=== INPUT ===

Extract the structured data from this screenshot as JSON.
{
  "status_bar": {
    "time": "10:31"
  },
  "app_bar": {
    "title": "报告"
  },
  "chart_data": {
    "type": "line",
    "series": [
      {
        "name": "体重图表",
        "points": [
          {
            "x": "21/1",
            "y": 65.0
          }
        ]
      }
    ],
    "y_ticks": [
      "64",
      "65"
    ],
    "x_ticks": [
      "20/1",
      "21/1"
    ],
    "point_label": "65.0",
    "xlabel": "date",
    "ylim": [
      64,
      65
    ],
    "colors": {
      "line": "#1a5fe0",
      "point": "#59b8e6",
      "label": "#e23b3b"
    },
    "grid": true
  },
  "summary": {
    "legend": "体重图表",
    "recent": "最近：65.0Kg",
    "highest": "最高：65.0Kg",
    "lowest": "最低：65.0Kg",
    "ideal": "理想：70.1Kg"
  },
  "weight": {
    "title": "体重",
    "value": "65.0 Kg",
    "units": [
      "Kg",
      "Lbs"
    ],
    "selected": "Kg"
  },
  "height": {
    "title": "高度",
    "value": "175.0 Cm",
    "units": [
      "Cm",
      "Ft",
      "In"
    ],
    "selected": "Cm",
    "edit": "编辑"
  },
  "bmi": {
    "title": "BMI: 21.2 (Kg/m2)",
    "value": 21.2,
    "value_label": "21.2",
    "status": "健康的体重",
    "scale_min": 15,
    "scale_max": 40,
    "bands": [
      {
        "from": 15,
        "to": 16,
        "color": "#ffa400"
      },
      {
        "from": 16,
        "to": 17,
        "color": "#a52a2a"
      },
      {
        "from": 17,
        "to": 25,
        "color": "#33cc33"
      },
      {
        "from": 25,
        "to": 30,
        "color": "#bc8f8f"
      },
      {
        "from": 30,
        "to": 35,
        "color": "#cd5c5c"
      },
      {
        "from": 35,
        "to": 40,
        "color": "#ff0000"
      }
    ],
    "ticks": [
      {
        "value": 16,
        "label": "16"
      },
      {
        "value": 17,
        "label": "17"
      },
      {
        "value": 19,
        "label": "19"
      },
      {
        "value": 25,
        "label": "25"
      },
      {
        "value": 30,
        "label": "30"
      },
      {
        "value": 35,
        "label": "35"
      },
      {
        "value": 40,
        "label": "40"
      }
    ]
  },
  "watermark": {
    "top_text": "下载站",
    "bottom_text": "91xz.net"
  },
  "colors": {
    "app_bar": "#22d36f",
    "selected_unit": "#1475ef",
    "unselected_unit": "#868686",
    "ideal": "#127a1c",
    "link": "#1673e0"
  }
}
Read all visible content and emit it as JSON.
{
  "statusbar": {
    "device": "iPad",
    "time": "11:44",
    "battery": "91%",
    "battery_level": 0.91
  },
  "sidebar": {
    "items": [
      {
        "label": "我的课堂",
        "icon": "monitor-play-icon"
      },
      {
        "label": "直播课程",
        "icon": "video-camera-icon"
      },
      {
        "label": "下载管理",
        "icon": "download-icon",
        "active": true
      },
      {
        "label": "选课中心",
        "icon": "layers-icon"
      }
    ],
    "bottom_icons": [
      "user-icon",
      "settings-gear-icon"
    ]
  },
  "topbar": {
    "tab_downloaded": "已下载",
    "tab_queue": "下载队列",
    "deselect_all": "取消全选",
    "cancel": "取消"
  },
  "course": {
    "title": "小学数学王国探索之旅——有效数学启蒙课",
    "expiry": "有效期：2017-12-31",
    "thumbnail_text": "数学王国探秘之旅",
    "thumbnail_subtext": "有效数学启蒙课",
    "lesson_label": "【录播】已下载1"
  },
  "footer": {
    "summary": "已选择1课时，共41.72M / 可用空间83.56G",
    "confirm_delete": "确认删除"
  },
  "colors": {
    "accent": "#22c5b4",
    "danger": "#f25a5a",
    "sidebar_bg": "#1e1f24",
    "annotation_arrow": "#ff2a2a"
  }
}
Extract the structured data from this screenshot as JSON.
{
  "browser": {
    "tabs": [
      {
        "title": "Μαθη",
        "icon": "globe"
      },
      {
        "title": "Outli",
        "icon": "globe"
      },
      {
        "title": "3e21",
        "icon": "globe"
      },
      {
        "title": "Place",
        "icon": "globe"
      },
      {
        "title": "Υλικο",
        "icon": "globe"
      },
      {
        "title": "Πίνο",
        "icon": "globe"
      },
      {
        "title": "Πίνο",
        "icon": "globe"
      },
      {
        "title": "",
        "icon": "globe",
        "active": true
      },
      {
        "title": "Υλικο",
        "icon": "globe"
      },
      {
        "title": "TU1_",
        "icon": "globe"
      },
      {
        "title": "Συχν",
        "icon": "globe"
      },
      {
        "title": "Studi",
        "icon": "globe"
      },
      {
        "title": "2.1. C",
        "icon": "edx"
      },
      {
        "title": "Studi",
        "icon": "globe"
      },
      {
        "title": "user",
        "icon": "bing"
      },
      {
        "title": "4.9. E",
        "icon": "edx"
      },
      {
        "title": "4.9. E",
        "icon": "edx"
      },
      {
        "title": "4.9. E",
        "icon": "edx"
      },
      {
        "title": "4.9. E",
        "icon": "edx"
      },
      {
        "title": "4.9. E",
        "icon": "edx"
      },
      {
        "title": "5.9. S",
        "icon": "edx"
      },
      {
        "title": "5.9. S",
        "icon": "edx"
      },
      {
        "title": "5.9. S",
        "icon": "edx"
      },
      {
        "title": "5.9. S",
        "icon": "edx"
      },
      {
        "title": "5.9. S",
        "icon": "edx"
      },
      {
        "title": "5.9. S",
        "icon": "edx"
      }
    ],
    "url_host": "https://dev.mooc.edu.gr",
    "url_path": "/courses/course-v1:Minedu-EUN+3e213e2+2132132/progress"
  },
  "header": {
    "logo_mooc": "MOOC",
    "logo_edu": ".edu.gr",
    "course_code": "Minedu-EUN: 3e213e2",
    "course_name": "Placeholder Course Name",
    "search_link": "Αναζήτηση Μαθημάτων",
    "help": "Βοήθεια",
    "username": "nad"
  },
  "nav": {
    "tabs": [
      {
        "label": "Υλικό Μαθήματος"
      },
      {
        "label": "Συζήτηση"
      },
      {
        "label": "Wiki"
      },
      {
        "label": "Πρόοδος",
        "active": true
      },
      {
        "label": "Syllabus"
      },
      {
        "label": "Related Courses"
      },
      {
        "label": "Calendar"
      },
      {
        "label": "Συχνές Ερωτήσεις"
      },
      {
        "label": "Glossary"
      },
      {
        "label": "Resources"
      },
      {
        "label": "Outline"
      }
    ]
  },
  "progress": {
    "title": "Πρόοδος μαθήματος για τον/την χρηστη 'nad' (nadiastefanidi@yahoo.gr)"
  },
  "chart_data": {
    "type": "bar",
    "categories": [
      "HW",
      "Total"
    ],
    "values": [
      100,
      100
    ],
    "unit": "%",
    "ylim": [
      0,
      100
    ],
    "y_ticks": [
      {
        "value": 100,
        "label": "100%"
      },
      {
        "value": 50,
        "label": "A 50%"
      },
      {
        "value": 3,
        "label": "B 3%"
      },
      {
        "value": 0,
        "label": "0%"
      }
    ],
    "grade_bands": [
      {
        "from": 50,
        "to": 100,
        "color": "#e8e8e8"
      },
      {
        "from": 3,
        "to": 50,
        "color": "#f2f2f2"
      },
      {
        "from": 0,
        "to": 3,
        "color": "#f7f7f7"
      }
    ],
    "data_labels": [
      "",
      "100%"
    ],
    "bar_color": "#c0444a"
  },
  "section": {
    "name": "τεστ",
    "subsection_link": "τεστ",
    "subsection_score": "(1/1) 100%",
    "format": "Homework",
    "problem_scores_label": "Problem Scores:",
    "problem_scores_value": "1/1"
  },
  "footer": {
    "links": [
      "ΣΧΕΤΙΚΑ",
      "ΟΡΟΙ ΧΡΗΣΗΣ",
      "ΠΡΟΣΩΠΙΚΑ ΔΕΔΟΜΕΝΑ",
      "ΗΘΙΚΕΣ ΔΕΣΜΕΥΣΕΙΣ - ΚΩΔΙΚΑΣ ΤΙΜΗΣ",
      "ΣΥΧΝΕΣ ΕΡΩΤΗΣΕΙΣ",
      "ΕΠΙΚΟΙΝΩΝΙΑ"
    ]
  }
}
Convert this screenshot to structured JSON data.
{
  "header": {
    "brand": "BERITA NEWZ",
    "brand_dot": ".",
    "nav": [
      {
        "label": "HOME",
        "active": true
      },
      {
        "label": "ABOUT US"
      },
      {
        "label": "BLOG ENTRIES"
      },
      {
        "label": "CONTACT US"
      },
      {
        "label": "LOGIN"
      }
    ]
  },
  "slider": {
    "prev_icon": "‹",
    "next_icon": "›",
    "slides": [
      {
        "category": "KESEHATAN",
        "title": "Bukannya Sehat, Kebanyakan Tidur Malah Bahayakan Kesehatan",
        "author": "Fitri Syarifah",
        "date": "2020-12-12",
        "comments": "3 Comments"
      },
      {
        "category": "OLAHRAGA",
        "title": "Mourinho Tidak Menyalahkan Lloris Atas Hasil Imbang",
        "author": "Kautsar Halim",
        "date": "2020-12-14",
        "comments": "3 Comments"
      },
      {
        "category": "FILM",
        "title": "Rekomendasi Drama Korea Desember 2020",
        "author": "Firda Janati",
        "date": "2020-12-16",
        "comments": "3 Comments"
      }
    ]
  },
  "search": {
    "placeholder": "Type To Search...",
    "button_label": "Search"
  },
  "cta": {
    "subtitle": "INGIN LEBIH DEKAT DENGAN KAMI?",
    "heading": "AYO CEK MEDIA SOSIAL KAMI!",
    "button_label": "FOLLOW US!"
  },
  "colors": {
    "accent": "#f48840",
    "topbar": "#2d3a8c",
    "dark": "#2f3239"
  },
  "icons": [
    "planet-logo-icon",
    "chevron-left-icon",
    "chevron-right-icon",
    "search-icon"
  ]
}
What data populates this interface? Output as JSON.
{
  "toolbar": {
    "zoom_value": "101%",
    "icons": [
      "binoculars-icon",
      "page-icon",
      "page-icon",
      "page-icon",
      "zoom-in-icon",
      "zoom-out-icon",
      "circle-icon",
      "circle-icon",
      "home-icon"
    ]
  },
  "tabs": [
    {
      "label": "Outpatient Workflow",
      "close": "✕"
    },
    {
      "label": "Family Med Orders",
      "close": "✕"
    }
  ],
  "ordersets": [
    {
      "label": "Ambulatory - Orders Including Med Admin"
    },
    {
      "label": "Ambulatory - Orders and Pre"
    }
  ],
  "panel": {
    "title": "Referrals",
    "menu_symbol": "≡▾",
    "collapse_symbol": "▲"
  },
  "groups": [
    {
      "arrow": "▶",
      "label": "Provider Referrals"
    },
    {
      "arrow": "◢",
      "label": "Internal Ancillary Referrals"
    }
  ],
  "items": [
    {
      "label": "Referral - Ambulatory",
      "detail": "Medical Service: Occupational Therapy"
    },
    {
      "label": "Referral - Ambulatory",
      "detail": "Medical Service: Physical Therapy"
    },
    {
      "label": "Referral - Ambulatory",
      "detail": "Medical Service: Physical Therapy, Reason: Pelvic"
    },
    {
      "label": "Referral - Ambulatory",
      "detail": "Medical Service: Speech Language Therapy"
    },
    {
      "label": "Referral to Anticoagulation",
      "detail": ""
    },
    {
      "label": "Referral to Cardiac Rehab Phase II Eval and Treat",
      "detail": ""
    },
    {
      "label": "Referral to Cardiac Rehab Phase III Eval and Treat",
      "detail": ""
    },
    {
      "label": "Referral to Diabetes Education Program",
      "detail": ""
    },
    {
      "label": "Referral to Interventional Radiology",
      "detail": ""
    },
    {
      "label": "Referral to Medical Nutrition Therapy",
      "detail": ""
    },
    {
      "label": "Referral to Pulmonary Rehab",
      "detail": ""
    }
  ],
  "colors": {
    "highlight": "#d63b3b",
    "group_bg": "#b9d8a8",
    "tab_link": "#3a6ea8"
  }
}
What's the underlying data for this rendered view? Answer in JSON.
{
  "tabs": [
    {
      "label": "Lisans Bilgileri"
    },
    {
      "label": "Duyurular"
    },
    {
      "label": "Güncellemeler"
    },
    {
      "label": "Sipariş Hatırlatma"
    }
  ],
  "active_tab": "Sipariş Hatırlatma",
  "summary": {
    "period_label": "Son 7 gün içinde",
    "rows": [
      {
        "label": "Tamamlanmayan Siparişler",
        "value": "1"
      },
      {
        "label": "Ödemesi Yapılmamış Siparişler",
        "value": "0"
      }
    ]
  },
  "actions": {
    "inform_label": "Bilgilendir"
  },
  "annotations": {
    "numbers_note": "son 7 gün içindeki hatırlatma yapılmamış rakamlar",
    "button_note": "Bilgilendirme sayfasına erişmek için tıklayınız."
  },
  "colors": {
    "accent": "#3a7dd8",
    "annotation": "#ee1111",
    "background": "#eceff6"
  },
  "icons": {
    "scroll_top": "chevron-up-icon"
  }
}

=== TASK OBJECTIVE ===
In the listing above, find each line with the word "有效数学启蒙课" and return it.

=== YOUR SOLUTION ===
    "title": "小学数学王国探索之旅——有效数学启蒙课",
    "thumbnail_subtext": "有效数学启蒙课",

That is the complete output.